=== Given records ===
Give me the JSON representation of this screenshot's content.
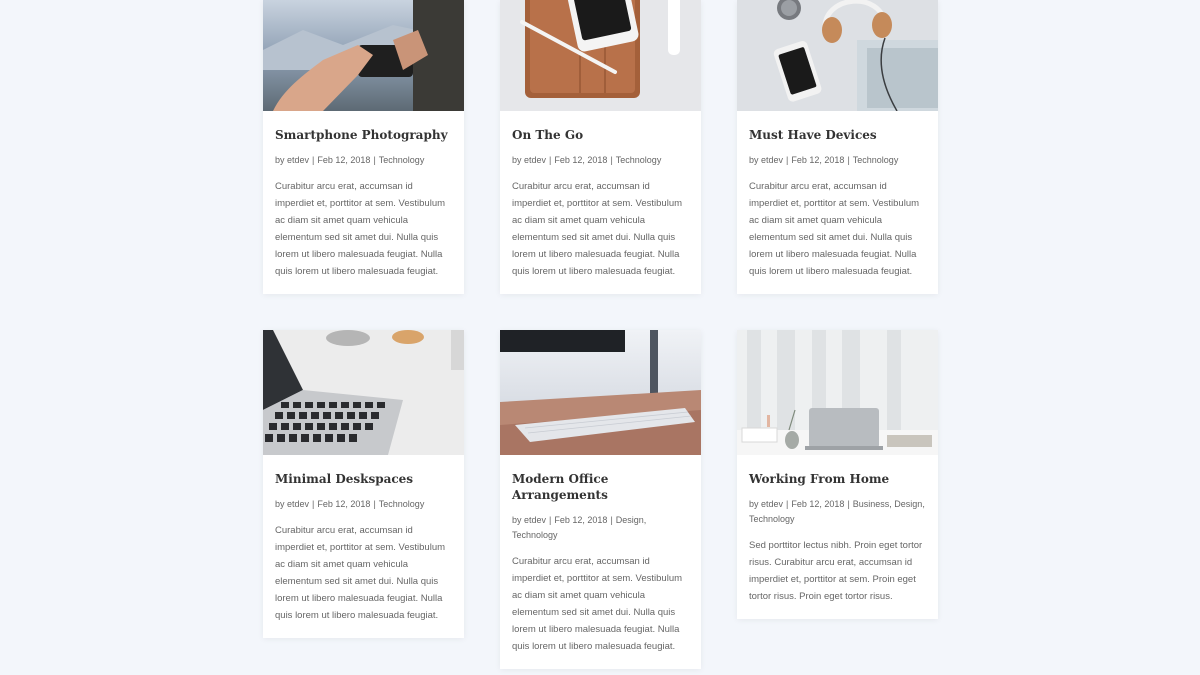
{
  "posts": [
    {
      "title": "Smartphone Photography",
      "author": "etdev",
      "date": "Feb 12, 2018",
      "categories": "Technology",
      "excerpt": "Curabitur arcu erat, accumsan id imperdiet et, porttitor at sem. Vestibulum ac diam sit amet quam vehicula elementum sed sit amet dui. Nulla quis lorem ut libero malesuada feugiat. Nulla quis lorem ut libero malesuada feugiat."
    },
    {
      "title": "On The Go",
      "author": "etdev",
      "date": "Feb 12, 2018",
      "categories": "Technology",
      "excerpt": "Curabitur arcu erat, accumsan id imperdiet et, porttitor at sem. Vestibulum ac diam sit amet quam vehicula elementum sed sit amet dui. Nulla quis lorem ut libero malesuada feugiat. Nulla quis lorem ut libero malesuada feugiat."
    },
    {
      "title": "Must Have Devices",
      "author": "etdev",
      "date": "Feb 12, 2018",
      "categories": "Technology",
      "excerpt": "Curabitur arcu erat, accumsan id imperdiet et, porttitor at sem. Vestibulum ac diam sit amet quam vehicula elementum sed sit amet dui. Nulla quis lorem ut libero malesuada feugiat. Nulla quis lorem ut libero malesuada feugiat."
    },
    {
      "title": "Minimal Deskspaces",
      "author": "etdev",
      "date": "Feb 12, 2018",
      "categories": "Technology",
      "excerpt": "Curabitur arcu erat, accumsan id imperdiet et, porttitor at sem. Vestibulum ac diam sit amet quam vehicula elementum sed sit amet dui. Nulla quis lorem ut libero malesuada feugiat. Nulla quis lorem ut libero malesuada feugiat."
    },
    {
      "title": "Modern Office Arrangements",
      "author": "etdev",
      "date": "Feb 12, 2018",
      "categories": "Design, Technology",
      "excerpt": "Curabitur arcu erat, accumsan id imperdiet et, porttitor at sem. Vestibulum ac diam sit amet quam vehicula elementum sed sit amet dui. Nulla quis lorem ut libero malesuada feugiat. Nulla quis lorem ut libero malesuada feugiat."
    },
    {
      "title": "Working From Home",
      "author": "etdev",
      "date": "Feb 12, 2018",
      "categories": "Business, Design, Technology",
      "excerpt": "Sed porttitor lectus nibh. Proin eget tortor risus. Curabitur arcu erat, accumsan id imperdiet et, porttitor at sem. Proin eget tortor risus. Proin eget tortor risus."
    }
  ],
  "meta_prefix": "by",
  "meta_separator": "|",
  "colors": {
    "page_background": "#f3f6fb",
    "card_background": "#ffffff",
    "title_text": "#333333",
    "body_text": "#666666"
  }
}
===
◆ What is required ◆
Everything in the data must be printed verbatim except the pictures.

◆ Reply to the exercise ◆
Give me the JSON representation of this screenshot's content.
{
  "posts": [
    {
      "title": "Smartphone Photography",
      "author": "etdev",
      "date": "Feb 12, 2018",
      "categories": "Technology",
      "excerpt": "Curabitur arcu erat, accumsan id imperdiet et, porttitor at sem. Vestibulum ac diam sit amet quam vehicula elementum sed sit amet dui. Nulla quis lorem ut libero malesuada feugiat. Nulla quis lorem ut libero malesuada feugiat."
    },
    {
      "title": "On The Go",
      "author": "etdev",
      "date": "Feb 12, 2018",
      "categories": "Technology",
      "excerpt": "Curabitur arcu erat, accumsan id imperdiet et, porttitor at sem. Vestibulum ac diam sit amet quam vehicula elementum sed sit amet dui. Nulla quis lorem ut libero malesuada feugiat. Nulla quis lorem ut libero malesuada feugiat."
    },
    {
      "title": "Must Have Devices",
      "author": "etdev",
      "date": "Feb 12, 2018",
      "categories": "Technology",
      "excerpt": "Curabitur arcu erat, accumsan id imperdiet et, porttitor at sem. Vestibulum ac diam sit amet quam vehicula elementum sed sit amet dui. Nulla quis lorem ut libero malesuada feugiat. Nulla quis lorem ut libero malesuada feugiat."
    },
    {
      "title": "Minimal Deskspaces",
      "author": "etdev",
      "date": "Feb 12, 2018",
      "categories": "Technology",
      "excerpt": "Curabitur arcu erat, accumsan id imperdiet et, porttitor at sem. Vestibulum ac diam sit amet quam vehicula elementum sed sit amet dui. Nulla quis lorem ut libero malesuada feugiat. Nulla quis lorem ut libero malesuada feugiat."
    },
    {
      "title": "Modern Office Arrangements",
      "author": "etdev",
      "date": "Feb 12, 2018",
      "categories": "Design, Technology",
      "excerpt": "Curabitur arcu erat, accumsan id imperdiet et, porttitor at sem. Vestibulum ac diam sit amet quam vehicula elementum sed sit amet dui. Nulla quis lorem ut libero malesuada feugiat. Nulla quis lorem ut libero malesuada feugiat."
    },
    {
      "title": "Working From Home",
      "author": "etdev",
      "date": "Feb 12, 2018",
      "categories": "Business, Design, Technology",
      "excerpt": "Sed porttitor lectus nibh. Proin eget tortor risus. Curabitur arcu erat, accumsan id imperdiet et, porttitor at sem. Proin eget tortor risus. Proin eget tortor risus."
    }
  ],
  "meta_prefix": "by",
  "meta_separator": "|",
  "colors": {
    "page_background": "#f3f6fb",
    "card_background": "#ffffff",
    "title_text": "#333333",
    "body_text": "#666666"
  }
}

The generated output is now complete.